┌────────

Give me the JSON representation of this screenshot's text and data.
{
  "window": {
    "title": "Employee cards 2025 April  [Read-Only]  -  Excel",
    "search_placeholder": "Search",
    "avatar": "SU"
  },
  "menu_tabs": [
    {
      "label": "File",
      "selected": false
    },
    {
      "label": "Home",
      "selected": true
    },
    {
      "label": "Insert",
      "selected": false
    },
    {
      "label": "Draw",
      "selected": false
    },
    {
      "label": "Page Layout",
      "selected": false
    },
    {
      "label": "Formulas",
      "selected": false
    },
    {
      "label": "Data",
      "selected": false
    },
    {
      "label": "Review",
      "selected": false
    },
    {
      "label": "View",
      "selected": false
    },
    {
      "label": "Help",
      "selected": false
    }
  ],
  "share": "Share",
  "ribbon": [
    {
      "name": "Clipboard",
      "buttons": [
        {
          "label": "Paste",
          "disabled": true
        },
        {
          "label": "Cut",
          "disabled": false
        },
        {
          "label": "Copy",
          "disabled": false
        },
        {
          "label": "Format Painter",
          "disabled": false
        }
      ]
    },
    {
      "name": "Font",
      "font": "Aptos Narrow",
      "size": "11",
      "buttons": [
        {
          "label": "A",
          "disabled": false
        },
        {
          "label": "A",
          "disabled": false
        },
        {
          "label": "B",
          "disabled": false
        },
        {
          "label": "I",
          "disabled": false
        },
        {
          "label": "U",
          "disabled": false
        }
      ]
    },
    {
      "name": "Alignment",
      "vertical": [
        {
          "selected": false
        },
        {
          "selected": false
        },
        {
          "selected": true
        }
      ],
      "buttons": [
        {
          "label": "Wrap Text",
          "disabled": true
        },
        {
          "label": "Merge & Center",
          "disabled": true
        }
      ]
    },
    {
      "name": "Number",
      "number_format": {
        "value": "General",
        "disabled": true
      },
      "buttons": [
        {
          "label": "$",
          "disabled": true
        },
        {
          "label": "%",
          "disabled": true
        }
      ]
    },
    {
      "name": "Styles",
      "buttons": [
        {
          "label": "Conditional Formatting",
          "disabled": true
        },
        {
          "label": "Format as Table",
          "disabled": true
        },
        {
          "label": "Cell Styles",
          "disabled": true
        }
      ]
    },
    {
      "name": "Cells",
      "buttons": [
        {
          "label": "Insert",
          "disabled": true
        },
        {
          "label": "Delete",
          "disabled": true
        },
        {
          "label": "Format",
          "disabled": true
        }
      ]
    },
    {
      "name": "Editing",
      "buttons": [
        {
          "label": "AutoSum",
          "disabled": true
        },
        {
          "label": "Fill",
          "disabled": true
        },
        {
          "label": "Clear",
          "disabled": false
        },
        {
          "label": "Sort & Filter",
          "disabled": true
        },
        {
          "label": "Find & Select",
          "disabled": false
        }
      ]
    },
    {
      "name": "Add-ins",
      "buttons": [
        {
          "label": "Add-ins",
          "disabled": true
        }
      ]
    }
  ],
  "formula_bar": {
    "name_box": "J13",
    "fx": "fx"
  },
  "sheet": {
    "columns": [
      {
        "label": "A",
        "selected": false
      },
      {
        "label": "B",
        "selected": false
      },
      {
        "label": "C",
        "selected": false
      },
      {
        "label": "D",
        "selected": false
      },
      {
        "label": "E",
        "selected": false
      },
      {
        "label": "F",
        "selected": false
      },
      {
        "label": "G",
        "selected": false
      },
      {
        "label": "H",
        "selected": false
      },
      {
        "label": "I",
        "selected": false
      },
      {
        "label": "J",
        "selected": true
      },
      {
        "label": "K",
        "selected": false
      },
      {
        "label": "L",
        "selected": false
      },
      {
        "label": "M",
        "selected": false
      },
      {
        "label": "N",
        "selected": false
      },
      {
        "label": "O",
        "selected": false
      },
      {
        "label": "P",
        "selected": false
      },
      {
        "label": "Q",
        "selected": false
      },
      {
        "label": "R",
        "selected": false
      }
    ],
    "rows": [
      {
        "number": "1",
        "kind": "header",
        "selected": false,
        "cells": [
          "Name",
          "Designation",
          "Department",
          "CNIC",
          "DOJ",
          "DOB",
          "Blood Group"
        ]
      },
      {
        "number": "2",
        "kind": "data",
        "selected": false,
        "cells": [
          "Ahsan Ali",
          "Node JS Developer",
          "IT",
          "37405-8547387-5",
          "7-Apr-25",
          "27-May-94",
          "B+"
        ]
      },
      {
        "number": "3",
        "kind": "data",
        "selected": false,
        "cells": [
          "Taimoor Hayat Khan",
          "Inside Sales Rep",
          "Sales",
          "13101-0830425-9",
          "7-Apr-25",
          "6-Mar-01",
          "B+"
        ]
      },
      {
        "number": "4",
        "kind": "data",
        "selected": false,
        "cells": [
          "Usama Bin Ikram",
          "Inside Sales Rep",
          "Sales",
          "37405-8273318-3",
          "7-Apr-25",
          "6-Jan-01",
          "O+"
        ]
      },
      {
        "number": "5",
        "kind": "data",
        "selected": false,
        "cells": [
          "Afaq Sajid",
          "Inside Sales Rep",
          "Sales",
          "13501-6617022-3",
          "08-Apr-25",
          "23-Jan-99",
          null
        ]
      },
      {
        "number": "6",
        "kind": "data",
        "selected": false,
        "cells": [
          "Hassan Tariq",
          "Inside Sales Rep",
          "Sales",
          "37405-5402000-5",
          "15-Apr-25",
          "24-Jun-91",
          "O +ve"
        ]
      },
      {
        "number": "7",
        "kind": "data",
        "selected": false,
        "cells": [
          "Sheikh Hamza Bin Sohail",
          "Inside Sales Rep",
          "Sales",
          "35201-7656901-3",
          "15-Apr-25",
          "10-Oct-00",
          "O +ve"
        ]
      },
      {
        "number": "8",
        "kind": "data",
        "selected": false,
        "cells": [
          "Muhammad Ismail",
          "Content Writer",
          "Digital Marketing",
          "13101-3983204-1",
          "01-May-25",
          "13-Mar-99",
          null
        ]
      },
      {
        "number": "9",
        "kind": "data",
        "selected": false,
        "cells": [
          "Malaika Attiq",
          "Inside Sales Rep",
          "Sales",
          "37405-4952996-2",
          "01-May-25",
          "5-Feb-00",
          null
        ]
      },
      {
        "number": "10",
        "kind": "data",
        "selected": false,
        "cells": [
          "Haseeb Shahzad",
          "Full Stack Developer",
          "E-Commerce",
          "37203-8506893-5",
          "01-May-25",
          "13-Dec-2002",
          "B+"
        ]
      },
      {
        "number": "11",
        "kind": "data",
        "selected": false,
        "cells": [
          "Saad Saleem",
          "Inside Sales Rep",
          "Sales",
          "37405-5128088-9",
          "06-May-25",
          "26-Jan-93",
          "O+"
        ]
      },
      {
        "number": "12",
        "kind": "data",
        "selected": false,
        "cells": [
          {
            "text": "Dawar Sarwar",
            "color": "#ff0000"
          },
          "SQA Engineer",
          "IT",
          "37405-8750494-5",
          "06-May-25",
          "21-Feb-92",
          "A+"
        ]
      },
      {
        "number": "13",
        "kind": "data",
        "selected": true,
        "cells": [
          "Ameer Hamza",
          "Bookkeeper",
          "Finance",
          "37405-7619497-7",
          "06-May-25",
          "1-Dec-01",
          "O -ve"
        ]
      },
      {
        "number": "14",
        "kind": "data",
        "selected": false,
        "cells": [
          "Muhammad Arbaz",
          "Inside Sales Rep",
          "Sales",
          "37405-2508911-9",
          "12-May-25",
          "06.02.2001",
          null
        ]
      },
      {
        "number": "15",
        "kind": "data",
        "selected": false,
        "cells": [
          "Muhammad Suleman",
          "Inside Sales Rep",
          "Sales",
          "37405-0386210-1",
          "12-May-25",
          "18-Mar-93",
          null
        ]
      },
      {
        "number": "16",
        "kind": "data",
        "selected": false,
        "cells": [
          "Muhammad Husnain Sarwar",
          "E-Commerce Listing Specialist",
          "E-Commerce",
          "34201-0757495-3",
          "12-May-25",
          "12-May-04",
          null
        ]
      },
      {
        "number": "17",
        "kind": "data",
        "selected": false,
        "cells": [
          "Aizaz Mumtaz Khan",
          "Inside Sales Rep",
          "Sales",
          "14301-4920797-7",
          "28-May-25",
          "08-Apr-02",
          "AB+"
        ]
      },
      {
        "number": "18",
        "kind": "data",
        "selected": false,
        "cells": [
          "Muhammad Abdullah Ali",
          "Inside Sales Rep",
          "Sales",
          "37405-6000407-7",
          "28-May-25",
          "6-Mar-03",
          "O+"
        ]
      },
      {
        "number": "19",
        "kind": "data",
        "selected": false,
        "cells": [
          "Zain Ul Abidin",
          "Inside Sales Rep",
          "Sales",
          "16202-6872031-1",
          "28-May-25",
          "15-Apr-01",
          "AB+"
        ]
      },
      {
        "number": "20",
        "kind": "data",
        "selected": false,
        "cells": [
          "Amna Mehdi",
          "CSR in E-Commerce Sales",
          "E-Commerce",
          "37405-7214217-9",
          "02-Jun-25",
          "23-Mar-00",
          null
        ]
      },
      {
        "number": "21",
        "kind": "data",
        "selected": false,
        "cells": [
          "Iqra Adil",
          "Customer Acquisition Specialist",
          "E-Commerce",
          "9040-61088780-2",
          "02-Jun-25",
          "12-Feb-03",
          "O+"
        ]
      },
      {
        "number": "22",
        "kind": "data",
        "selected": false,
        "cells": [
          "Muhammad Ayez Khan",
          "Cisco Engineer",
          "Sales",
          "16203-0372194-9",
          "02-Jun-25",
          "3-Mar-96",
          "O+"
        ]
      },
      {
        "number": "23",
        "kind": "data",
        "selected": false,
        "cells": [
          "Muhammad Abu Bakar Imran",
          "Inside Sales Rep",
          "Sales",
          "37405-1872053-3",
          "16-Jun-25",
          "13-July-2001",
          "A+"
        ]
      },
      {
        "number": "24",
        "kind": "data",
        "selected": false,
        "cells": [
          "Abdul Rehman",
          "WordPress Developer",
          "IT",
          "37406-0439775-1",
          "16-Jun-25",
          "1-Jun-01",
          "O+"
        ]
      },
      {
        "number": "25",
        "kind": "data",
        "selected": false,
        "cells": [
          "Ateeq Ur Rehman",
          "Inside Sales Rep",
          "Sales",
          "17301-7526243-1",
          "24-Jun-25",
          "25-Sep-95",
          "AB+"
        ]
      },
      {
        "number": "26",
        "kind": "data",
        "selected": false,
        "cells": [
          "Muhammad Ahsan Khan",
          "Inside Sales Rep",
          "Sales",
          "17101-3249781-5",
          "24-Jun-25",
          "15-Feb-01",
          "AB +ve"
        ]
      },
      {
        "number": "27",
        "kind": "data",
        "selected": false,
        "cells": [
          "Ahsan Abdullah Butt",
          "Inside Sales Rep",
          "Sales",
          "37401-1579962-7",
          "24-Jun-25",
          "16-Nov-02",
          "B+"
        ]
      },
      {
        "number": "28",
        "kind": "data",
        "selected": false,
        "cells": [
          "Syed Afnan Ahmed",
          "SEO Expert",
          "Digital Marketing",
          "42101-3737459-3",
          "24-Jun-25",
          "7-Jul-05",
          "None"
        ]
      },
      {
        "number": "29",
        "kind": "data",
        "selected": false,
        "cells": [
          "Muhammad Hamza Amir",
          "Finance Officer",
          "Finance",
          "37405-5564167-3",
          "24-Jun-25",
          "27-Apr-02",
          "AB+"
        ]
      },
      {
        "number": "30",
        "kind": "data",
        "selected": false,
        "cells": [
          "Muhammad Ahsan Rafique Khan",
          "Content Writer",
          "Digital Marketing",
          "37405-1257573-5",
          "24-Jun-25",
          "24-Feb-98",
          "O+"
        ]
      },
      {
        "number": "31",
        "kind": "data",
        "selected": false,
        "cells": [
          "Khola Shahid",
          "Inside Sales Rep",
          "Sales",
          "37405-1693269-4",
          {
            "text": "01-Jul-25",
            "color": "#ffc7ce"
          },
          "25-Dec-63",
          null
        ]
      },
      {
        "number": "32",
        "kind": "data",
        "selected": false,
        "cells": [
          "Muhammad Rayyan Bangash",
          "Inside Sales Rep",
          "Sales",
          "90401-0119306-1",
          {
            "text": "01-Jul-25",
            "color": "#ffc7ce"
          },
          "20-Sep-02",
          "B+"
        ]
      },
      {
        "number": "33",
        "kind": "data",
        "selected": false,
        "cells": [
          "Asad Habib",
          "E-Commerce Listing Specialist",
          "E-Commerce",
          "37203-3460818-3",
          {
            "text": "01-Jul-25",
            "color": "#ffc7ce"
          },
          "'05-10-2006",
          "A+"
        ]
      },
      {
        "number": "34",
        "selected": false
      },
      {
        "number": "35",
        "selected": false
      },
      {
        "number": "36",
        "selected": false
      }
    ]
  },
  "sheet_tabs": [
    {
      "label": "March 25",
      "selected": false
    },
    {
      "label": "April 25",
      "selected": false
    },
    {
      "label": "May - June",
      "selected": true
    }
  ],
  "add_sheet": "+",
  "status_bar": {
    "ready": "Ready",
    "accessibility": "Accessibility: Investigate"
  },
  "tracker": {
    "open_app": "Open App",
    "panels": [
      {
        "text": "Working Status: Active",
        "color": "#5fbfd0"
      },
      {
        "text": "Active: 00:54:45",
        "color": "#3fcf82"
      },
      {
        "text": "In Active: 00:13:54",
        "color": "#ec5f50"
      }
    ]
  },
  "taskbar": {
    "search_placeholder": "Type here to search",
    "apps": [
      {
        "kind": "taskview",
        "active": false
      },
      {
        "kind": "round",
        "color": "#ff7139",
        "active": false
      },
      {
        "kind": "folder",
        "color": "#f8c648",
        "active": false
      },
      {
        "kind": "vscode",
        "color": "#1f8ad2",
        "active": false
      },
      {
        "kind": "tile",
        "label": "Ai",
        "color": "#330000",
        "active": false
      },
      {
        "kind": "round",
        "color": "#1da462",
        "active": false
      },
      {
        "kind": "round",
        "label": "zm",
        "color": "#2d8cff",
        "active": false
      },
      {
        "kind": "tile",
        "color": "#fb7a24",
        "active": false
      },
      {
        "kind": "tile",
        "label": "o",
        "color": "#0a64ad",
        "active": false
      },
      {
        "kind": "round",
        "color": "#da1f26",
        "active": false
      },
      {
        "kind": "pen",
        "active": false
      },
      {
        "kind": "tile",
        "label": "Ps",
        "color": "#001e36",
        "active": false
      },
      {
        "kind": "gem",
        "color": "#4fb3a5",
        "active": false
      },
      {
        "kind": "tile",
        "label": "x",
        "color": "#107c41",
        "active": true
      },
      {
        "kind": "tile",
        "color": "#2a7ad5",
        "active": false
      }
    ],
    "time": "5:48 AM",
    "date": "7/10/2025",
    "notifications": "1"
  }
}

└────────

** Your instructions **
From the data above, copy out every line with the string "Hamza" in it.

** Completed exercise **
          "Sheikh Hamza Bin Sohail",
          "Ameer Hamza",
          "Muhammad Hamza Amir",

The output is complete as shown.